# TASK REQUIREMENTS:
A word-for-word repeat of the records below is what this calls for.

# DATA TO USE:
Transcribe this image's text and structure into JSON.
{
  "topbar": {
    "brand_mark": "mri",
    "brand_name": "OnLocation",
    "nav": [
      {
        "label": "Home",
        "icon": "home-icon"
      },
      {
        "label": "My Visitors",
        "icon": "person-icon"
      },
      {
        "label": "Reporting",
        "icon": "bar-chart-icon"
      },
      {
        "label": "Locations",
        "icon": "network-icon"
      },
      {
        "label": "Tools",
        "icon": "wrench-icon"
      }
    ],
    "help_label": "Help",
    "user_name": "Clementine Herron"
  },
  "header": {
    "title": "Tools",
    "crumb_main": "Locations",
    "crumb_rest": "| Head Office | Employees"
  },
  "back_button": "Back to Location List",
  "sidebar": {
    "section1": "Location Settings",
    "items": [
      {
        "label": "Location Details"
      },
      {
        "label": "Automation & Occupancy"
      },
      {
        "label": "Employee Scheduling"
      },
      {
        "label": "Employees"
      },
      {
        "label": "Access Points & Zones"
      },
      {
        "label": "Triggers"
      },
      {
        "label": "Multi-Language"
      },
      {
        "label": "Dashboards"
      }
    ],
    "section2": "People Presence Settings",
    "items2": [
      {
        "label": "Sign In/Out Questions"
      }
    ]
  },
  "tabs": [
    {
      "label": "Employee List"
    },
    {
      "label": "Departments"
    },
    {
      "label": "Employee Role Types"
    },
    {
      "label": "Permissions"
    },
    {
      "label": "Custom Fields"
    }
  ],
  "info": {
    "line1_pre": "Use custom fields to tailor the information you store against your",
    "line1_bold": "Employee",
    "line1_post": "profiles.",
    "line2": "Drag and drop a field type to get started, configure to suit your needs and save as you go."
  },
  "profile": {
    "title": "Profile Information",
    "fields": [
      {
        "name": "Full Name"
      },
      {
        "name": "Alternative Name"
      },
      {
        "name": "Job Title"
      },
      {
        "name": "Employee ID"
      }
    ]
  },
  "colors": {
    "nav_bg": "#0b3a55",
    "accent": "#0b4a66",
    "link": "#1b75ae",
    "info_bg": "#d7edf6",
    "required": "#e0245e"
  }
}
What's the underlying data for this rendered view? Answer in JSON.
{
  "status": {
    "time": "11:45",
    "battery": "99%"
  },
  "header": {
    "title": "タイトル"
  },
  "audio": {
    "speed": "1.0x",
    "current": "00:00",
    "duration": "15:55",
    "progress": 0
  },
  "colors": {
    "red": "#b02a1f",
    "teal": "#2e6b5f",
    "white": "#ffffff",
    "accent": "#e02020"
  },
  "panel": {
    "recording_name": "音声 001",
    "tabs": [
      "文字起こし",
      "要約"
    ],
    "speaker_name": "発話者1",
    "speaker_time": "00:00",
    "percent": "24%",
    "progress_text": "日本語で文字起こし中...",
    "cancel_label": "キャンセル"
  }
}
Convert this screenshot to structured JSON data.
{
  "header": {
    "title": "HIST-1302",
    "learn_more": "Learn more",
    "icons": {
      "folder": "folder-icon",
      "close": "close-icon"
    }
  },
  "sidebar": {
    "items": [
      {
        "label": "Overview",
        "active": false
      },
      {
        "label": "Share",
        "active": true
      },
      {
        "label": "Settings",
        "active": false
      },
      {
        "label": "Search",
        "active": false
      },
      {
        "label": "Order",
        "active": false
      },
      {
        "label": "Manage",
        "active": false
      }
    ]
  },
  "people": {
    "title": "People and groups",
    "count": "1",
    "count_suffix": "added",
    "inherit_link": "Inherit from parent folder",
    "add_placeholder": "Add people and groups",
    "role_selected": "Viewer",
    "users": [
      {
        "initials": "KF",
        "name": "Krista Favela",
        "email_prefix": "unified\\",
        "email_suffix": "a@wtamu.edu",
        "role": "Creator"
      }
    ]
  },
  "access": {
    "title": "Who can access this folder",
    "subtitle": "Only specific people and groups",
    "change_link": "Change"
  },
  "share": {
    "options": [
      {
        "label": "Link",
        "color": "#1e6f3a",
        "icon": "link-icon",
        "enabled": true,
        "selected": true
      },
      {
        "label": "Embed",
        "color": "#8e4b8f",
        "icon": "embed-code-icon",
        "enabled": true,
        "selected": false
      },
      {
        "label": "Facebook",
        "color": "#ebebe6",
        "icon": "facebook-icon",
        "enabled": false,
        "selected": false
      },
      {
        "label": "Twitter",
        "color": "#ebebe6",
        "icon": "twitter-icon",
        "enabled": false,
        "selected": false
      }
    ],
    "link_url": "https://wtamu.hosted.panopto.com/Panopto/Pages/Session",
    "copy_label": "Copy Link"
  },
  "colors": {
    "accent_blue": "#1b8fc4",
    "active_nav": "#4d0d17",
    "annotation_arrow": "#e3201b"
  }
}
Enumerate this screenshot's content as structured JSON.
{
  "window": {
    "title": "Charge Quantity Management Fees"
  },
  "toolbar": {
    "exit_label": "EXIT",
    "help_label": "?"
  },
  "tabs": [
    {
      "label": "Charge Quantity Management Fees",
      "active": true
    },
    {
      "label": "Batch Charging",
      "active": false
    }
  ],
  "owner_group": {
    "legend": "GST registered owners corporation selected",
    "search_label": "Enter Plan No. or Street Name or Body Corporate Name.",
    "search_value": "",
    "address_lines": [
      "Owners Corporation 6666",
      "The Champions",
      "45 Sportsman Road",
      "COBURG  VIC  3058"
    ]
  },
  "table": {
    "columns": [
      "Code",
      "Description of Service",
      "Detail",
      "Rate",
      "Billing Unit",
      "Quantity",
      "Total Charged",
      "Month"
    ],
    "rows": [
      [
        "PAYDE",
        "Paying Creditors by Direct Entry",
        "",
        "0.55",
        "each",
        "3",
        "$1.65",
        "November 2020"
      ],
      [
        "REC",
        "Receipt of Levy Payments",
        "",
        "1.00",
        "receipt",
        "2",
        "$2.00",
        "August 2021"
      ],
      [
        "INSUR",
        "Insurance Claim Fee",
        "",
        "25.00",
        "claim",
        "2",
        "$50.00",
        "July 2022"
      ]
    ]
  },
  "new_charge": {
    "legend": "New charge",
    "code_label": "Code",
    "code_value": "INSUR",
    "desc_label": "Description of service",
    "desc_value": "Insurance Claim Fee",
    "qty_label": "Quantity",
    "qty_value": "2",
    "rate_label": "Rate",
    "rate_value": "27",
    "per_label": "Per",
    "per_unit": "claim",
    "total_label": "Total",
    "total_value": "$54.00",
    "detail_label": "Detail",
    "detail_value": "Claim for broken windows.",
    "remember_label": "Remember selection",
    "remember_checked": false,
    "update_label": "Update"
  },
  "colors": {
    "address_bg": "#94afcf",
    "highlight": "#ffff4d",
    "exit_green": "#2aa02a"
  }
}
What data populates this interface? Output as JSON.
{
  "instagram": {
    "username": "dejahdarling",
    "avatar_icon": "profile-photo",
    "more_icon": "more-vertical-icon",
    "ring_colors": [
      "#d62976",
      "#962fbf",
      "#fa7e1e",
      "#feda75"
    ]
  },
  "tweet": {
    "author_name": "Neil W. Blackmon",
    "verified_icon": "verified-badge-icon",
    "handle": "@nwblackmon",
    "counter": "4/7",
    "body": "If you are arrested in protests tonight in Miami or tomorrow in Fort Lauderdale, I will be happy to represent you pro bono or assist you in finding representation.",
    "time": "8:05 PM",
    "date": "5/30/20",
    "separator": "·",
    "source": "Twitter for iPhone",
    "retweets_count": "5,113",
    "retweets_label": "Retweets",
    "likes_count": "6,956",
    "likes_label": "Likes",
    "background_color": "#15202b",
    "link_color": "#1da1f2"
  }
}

# SOLUTION BELOW:
Transcribe this image's text and structure into JSON.
{
  "topbar": {
    "brand_mark": "mri",
    "brand_name": "OnLocation",
    "nav": [
      {
        "label": "Home",
        "icon": "home-icon"
      },
      {
        "label": "My Visitors",
        "icon": "person-icon"
      },
      {
        "label": "Reporting",
        "icon": "bar-chart-icon"
      },
      {
        "label": "Locations",
        "icon": "network-icon"
      },
      {
        "label": "Tools",
        "icon": "wrench-icon"
      }
    ],
    "help_label": "Help",
    "user_name": "Clementine Herron"
  },
  "header": {
    "title": "Tools",
    "crumb_main": "Locations",
    "crumb_rest": "| Head Office | Employees"
  },
  "back_button": "Back to Location List",
  "sidebar": {
    "section1": "Location Settings",
    "items": [
      {
        "label": "Location Details"
      },
      {
        "label": "Automation & Occupancy"
      },
      {
        "label": "Employee Scheduling"
      },
      {
        "label": "Employees"
      },
      {
        "label": "Access Points & Zones"
      },
      {
        "label": "Triggers"
      },
      {
        "label": "Multi-Language"
      },
      {
        "label": "Dashboards"
      }
    ],
    "section2": "People Presence Settings",
    "items2": [
      {
        "label": "Sign In/Out Questions"
      }
    ]
  },
  "tabs": [
    {
      "label": "Employee List"
    },
    {
      "label": "Departments"
    },
    {
      "label": "Employee Role Types"
    },
    {
      "label": "Permissions"
    },
    {
      "label": "Custom Fields"
    }
  ],
  "info": {
    "line1_pre": "Use custom fields to tailor the information you store against your",
    "line1_bold": "Employee",
    "line1_post": "profiles.",
    "line2": "Drag and drop a field type to get started, configure to suit your needs and save as you go."
  },
  "profile": {
    "title": "Profile Information",
    "fields": [
      {
        "name": "Full Name"
      },
      {
        "name": "Alternative Name"
      },
      {
        "name": "Job Title"
      },
      {
        "name": "Employee ID"
      }
    ]
  },
  "colors": {
    "nav_bg": "#0b3a55",
    "accent": "#0b4a66",
    "link": "#1b75ae",
    "info_bg": "#d7edf6",
    "required": "#e0245e"
  }
}
What's the underlying data for this rendered view? Answer in JSON.
{
  "status": {
    "time": "11:45",
    "battery": "99%"
  },
  "header": {
    "title": "タイトル"
  },
  "audio": {
    "speed": "1.0x",
    "current": "00:00",
    "duration": "15:55",
    "progress": 0
  },
  "colors": {
    "red": "#b02a1f",
    "teal": "#2e6b5f",
    "white": "#ffffff",
    "accent": "#e02020"
  },
  "panel": {
    "recording_name": "音声 001",
    "tabs": [
      "文字起こし",
      "要約"
    ],
    "speaker_name": "発話者1",
    "speaker_time": "00:00",
    "percent": "24%",
    "progress_text": "日本語で文字起こし中...",
    "cancel_label": "キャンセル"
  }
}
Convert this screenshot to structured JSON data.
{
  "header": {
    "title": "HIST-1302",
    "learn_more": "Learn more",
    "icons": {
      "folder": "folder-icon",
      "close": "close-icon"
    }
  },
  "sidebar": {
    "items": [
      {
        "label": "Overview",
        "active": false
      },
      {
        "label": "Share",
        "active": true
      },
      {
        "label": "Settings",
        "active": false
      },
      {
        "label": "Search",
        "active": false
      },
      {
        "label": "Order",
        "active": false
      },
      {
        "label": "Manage",
        "active": false
      }
    ]
  },
  "people": {
    "title": "People and groups",
    "count": "1",
    "count_suffix": "added",
    "inherit_link": "Inherit from parent folder",
    "add_placeholder": "Add people and groups",
    "role_selected": "Viewer",
    "users": [
      {
        "initials": "KF",
        "name": "Krista Favela",
        "email_prefix": "unified\\",
        "email_suffix": "a@wtamu.edu",
        "role": "Creator"
      }
    ]
  },
  "access": {
    "title": "Who can access this folder",
    "subtitle": "Only specific people and groups",
    "change_link": "Change"
  },
  "share": {
    "options": [
      {
        "label": "Link",
        "color": "#1e6f3a",
        "icon": "link-icon",
        "enabled": true,
        "selected": true
      },
      {
        "label": "Embed",
        "color": "#8e4b8f",
        "icon": "embed-code-icon",
        "enabled": true,
        "selected": false
      },
      {
        "label": "Facebook",
        "color": "#ebebe6",
        "icon": "facebook-icon",
        "enabled": false,
        "selected": false
      },
      {
        "label": "Twitter",
        "color": "#ebebe6",
        "icon": "twitter-icon",
        "enabled": false,
        "selected": false
      }
    ],
    "link_url": "https://wtamu.hosted.panopto.com/Panopto/Pages/Session",
    "copy_label": "Copy Link"
  },
  "colors": {
    "accent_blue": "#1b8fc4",
    "active_nav": "#4d0d17",
    "annotation_arrow": "#e3201b"
  }
}
Enumerate this screenshot's content as structured JSON.
{
  "window": {
    "title": "Charge Quantity Management Fees"
  },
  "toolbar": {
    "exit_label": "EXIT",
    "help_label": "?"
  },
  "tabs": [
    {
      "label": "Charge Quantity Management Fees",
      "active": true
    },
    {
      "label": "Batch Charging",
      "active": false
    }
  ],
  "owner_group": {
    "legend": "GST registered owners corporation selected",
    "search_label": "Enter Plan No. or Street Name or Body Corporate Name.",
    "search_value": "",
    "address_lines": [
      "Owners Corporation 6666",
      "The Champions",
      "45 Sportsman Road",
      "COBURG  VIC  3058"
    ]
  },
  "table": {
    "columns": [
      "Code",
      "Description of Service",
      "Detail",
      "Rate",
      "Billing Unit",
      "Quantity",
      "Total Charged",
      "Month"
    ],
    "rows": [
      [
        "PAYDE",
        "Paying Creditors by Direct Entry",
        "",
        "0.55",
        "each",
        "3",
        "$1.65",
        "November 2020"
      ],
      [
        "REC",
        "Receipt of Levy Payments",
        "",
        "1.00",
        "receipt",
        "2",
        "$2.00",
        "August 2021"
      ],
      [
        "INSUR",
        "Insurance Claim Fee",
        "",
        "25.00",
        "claim",
        "2",
        "$50.00",
        "July 2022"
      ]
    ]
  },
  "new_charge": {
    "legend": "New charge",
    "code_label": "Code",
    "code_value": "INSUR",
    "desc_label": "Description of service",
    "desc_value": "Insurance Claim Fee",
    "qty_label": "Quantity",
    "qty_value": "2",
    "rate_label": "Rate",
    "rate_value": "27",
    "per_label": "Per",
    "per_unit": "claim",
    "total_label": "Total",
    "total_value": "$54.00",
    "detail_label": "Detail",
    "detail_value": "Claim for broken windows.",
    "remember_label": "Remember selection",
    "remember_checked": false,
    "update_label": "Update"
  },
  "colors": {
    "address_bg": "#94afcf",
    "highlight": "#ffff4d",
    "exit_green": "#2aa02a"
  }
}
What data populates this interface? Output as JSON.
{
  "instagram": {
    "username": "dejahdarling",
    "avatar_icon": "profile-photo",
    "more_icon": "more-vertical-icon",
    "ring_colors": [
      "#d62976",
      "#962fbf",
      "#fa7e1e",
      "#feda75"
    ]
  },
  "tweet": {
    "author_name": "Neil W. Blackmon",
    "verified_icon": "verified-badge-icon",
    "handle": "@nwblackmon",
    "counter": "4/7",
    "body": "If you are arrested in protests tonight in Miami or tomorrow in Fort Lauderdale, I will be happy to represent you pro bono or assist you in finding representation.",
    "time": "8:05 PM",
    "date": "5/30/20",
    "separator": "·",
    "source": "Twitter for iPhone",
    "retweets_count": "5,113",
    "retweets_label": "Retweets",
    "likes_count": "6,956",
    "likes_label": "Likes",
    "background_color": "#15202b",
    "link_color": "#1da1f2"
  }
}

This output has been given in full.